Poker is a game that requires you to think critically and logically. It’s also a game that isn’t won based on luck or chance, so it’s a great way to improve your analytical thinking skills.
Poker will also teach you to read other players. A large part of being a good poker player is reading what your opponents are holding and how they’re playing the board. Reading other players isn’t always easy, but it can be a huge advantage at the table. A lot of the information you get about other players isn’t necessarily from subtle physical poker tells (like scratching their nose or looking nervous) but rather patterns they make when betting. If they’re betting a lot and folding often then you can assume that they are playing some pretty weak cards.
Another benefit of poker is learning to be a patient player. You have to be able to control your emotions and think long-term, which will be very beneficial in other areas of your life. Poker will also teach you to manage your bankroll and play only with money that you are willing to lose.
Finally, poker is a social game that brings people together from all walks of life. This can help to improve communication and social skills, which can be helpful in the real world.
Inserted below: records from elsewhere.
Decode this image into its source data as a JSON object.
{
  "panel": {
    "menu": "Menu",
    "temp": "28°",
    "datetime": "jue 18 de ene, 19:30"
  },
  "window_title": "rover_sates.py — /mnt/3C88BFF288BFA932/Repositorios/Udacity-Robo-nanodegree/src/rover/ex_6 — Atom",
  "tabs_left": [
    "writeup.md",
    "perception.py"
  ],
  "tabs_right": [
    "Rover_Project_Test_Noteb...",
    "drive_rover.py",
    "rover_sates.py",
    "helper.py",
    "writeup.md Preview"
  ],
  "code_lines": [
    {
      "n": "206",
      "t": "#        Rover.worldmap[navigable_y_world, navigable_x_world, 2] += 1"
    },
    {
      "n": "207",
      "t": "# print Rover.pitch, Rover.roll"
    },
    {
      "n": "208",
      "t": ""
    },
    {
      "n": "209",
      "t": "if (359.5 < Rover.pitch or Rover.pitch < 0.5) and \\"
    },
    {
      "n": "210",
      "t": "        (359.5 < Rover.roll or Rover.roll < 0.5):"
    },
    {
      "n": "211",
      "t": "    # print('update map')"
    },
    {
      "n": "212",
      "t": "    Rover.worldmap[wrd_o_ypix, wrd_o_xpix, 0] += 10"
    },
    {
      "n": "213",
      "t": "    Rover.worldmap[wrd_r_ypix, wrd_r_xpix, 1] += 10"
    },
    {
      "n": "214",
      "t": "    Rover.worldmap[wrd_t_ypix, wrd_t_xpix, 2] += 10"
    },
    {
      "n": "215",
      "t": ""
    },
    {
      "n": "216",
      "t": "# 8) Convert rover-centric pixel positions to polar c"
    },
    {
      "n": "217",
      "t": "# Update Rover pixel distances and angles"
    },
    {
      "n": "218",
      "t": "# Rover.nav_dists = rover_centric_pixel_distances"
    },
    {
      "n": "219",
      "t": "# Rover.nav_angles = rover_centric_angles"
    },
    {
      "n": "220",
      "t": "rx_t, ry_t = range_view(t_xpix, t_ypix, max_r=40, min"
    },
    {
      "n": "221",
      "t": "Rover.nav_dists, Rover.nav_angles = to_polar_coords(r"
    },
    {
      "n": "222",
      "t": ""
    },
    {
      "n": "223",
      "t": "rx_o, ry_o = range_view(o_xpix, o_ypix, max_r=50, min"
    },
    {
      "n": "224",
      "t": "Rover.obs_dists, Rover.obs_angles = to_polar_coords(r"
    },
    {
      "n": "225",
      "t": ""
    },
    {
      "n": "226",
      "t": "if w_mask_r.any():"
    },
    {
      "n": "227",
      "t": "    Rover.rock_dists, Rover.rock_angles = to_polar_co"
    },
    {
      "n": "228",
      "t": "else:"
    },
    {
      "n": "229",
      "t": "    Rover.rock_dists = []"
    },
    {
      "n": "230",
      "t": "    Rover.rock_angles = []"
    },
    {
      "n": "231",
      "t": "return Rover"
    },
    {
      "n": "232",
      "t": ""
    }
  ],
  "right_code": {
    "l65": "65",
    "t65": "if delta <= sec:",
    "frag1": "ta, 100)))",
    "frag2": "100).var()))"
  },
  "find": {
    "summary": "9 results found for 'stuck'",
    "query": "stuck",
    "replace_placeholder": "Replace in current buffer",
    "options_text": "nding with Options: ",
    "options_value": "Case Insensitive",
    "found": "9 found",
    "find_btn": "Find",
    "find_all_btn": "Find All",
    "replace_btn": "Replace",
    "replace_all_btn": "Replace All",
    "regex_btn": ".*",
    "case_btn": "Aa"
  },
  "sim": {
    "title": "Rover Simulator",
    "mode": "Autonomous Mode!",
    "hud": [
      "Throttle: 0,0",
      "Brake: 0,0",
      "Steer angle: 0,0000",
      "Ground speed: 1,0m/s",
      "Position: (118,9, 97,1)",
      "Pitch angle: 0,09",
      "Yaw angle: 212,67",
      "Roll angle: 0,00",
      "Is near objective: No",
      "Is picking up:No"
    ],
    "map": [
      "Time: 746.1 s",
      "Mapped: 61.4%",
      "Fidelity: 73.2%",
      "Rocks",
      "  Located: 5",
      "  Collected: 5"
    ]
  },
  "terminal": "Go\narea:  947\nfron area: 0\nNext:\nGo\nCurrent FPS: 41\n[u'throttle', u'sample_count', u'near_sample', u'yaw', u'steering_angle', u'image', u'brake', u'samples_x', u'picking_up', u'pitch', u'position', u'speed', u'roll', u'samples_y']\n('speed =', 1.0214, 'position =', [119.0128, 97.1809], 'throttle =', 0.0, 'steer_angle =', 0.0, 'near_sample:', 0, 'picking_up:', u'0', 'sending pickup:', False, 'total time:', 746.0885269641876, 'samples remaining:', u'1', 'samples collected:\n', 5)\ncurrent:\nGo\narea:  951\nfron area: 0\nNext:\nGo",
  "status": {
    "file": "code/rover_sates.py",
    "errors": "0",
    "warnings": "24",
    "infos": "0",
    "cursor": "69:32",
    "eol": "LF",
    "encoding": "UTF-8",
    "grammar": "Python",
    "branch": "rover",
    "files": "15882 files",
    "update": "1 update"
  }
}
Whether you’re playing at home or in a casino, poker is a great way to connect with other people.